fhl logo
  • 1
  • 2
  • 3
  • 4
  • 5
  • 6
  • 7
  • 8
  • 9
  • 10
  • 11
  • 12
  • 13

Our Hunting World

w-dup.carneyWayne-DuPage drag hounds head to covert. / Chris Carney photo

Drag hunting, according to conventional wisdom, is what a hunt does when its country is constricted by suburban development. Sometimes that’s true, but, more often, hunts follow a dragged line of man-laid scent because the Masters want to. And a few hunts have been doing it for more than a century.

Each type of hunting—live or drag—has its pluses and minuses, depending on the needs and priorities of the participants. Drag hunting offers a controlled hunting experience to the benefit of hounds, riders and landowners. With a judicious laying of the drag, hounds are safer because roads and other hazards can be avoided; farmer’s crops are protected from horse’s hooves; homeowners’ lawns and yards are not trampled; and small pets are safe from the attention of hounds (all assuming that hounds don’t riot).

For riders who seek a gallop over fences, drag hunting offers a more efficient use of time, with no standing on a windy hillside while hounds search a covert for a fox (which may or may not be found). Thus the drag-hunting day typically lasts about two to three hours, with guaranteed galloping and jumping, better suiting those with a busy schedule, rather than the three- to five-hour day usually consumed by the ebb and flow of live hunting.

To read more, log in (above) or click to subscribe.

Add comment
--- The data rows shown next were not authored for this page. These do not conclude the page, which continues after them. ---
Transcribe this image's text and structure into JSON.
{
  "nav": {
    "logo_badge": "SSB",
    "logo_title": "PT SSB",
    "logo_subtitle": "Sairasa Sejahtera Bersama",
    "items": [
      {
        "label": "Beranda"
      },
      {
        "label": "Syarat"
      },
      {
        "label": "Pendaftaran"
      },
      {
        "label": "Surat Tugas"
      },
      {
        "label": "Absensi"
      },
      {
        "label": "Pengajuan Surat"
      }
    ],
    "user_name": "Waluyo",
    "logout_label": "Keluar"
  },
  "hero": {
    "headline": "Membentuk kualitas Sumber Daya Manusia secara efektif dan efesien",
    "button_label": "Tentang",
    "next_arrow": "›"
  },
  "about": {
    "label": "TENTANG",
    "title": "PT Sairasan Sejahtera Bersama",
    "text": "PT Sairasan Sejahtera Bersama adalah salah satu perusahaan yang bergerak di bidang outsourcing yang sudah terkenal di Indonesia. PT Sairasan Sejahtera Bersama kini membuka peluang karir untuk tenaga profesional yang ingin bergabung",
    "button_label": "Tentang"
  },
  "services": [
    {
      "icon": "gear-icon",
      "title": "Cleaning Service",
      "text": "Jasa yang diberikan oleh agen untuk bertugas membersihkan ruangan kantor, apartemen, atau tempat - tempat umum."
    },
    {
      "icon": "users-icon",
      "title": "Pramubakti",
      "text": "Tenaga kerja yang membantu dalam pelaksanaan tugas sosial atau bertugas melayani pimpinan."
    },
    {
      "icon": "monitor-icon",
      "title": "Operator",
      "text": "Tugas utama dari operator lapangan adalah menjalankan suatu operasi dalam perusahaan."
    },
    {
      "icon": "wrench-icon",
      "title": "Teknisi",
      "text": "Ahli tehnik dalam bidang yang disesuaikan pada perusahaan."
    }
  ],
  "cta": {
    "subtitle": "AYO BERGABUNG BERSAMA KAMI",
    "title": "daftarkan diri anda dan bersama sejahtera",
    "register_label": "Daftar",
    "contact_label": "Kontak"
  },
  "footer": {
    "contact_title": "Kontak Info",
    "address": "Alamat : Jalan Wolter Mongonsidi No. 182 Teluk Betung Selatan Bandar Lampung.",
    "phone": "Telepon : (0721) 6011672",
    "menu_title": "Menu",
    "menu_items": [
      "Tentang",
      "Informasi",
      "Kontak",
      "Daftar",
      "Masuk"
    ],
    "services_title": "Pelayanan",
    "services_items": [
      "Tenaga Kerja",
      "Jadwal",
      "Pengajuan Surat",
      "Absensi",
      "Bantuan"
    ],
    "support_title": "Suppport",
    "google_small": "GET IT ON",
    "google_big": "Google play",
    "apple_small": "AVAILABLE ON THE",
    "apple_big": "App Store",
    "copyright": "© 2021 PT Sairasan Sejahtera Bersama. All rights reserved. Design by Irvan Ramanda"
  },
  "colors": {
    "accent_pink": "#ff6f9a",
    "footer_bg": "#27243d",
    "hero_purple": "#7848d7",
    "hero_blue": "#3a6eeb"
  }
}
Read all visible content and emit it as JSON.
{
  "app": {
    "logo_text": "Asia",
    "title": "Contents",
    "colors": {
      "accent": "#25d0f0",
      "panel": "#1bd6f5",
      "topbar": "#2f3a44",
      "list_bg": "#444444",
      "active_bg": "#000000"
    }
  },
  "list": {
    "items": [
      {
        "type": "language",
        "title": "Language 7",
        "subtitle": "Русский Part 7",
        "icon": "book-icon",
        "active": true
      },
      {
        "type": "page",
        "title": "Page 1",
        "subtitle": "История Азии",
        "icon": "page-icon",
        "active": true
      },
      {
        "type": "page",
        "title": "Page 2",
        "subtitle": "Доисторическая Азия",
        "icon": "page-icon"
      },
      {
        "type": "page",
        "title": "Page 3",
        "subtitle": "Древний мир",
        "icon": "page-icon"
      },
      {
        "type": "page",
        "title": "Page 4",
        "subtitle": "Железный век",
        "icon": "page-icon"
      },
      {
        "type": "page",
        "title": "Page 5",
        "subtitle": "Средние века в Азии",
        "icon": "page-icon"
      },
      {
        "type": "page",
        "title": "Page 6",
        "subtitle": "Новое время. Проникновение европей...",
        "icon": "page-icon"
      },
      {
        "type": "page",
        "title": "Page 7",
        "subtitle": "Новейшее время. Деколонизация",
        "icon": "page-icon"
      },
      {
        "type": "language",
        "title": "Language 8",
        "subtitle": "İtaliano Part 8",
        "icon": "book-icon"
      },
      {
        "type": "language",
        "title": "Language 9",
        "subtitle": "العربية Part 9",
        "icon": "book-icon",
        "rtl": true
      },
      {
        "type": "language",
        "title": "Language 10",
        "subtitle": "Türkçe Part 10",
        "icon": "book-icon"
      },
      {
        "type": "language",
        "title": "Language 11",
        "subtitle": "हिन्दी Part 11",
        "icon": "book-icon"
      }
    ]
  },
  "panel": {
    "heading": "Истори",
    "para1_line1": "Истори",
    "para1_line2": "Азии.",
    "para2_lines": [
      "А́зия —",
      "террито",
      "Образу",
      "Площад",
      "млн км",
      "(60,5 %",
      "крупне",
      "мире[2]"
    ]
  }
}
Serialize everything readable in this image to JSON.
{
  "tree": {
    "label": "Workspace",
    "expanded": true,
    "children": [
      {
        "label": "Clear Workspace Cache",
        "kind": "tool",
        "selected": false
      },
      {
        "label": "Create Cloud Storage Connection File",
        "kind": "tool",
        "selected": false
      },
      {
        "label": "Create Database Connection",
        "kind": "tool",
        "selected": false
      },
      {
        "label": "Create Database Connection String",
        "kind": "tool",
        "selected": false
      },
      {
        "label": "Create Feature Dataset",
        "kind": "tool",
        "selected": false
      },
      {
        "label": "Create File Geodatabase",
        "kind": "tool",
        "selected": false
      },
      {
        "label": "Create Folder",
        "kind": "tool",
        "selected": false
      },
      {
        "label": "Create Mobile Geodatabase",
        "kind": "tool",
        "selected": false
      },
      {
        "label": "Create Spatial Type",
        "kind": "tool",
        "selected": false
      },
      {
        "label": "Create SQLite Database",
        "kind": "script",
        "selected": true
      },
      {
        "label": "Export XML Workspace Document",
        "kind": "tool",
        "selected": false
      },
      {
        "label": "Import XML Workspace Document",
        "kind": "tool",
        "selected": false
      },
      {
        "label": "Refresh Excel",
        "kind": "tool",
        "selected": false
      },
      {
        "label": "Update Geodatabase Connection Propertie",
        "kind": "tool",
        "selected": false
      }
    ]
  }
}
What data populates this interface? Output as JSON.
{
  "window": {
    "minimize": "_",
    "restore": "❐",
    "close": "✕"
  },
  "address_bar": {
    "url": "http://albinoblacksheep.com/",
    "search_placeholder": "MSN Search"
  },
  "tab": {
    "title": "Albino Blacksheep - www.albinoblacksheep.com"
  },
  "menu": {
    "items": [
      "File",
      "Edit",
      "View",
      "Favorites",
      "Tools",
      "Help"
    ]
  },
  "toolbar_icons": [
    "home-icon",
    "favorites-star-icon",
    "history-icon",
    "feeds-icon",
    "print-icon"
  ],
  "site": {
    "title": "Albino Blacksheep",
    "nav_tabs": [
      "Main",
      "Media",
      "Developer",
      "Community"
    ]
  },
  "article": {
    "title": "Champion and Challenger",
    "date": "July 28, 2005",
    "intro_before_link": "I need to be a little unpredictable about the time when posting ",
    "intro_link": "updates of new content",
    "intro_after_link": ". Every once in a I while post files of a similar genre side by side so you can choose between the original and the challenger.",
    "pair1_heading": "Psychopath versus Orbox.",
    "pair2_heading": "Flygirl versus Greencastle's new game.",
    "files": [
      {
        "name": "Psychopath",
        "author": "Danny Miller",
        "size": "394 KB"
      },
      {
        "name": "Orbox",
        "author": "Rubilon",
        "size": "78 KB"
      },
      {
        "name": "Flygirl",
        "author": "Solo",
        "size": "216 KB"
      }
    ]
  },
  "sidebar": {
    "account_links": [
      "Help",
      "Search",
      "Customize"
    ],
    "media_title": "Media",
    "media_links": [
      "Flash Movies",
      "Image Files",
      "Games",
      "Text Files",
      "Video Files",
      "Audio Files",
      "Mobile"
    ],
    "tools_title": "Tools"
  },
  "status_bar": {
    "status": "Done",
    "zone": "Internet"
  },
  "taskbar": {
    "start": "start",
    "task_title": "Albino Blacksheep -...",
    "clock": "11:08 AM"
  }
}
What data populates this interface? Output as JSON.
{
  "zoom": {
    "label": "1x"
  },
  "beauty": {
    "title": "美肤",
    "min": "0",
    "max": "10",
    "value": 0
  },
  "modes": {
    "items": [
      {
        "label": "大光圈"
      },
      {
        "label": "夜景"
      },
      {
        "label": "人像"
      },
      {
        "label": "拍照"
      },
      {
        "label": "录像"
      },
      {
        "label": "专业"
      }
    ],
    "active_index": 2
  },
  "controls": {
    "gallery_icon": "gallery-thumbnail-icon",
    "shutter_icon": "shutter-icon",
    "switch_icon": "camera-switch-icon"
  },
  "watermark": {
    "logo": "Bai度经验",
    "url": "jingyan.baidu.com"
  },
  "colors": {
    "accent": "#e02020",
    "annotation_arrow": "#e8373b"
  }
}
Security code
Refresh

Log In

Sign Up For Our FREE e-Magazine: FHL Week


* = Required Field

Featured Product

ringtones